(Entries taken from a collection)
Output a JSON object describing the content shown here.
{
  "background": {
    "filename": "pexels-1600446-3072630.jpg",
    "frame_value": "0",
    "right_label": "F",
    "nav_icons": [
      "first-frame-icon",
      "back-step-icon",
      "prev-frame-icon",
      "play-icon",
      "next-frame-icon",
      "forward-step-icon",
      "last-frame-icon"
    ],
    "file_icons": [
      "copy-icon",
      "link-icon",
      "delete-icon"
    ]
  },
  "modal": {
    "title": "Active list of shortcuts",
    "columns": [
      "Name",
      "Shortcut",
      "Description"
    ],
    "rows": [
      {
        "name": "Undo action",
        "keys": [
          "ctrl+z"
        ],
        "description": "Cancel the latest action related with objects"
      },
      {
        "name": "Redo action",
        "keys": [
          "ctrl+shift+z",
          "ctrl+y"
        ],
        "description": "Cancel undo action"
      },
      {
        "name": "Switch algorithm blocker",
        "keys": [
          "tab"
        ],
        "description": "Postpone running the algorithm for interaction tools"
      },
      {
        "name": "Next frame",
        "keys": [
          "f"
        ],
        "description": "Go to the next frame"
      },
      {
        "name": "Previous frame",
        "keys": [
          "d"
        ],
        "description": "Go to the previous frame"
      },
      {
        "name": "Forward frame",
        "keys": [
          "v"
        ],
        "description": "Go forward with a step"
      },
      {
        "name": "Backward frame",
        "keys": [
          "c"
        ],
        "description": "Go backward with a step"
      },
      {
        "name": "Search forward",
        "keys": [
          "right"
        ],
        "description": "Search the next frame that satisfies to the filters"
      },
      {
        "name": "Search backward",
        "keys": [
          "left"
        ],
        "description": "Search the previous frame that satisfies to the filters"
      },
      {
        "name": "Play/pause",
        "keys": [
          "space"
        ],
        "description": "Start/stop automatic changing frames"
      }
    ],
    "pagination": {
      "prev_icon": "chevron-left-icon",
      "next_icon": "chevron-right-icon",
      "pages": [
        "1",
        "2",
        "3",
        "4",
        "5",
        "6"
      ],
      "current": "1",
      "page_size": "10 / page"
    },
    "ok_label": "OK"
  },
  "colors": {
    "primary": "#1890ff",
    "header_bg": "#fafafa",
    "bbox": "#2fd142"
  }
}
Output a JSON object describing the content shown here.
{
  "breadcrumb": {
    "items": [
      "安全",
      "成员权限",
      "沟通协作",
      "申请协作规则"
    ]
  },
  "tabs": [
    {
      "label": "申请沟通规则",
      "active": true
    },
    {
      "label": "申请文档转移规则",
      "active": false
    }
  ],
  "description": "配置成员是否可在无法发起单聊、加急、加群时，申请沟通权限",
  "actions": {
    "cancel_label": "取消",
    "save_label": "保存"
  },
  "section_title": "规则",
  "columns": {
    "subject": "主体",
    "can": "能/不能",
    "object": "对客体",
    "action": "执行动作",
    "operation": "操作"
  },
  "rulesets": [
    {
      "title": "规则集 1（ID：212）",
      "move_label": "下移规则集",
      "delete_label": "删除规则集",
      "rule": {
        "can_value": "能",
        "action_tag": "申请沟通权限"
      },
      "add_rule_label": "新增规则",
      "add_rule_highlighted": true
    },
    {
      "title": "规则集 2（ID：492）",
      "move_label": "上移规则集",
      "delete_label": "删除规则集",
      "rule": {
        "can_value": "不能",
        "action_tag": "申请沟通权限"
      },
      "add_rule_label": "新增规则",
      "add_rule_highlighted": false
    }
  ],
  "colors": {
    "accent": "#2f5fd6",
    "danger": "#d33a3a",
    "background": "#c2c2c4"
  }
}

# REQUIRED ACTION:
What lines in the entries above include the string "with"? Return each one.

# ANSWER TO THE EXERCISE:
        "description": "Cancel the latest action related with objects"
        "description": "Go forward with a step"
        "description": "Go backward with a step"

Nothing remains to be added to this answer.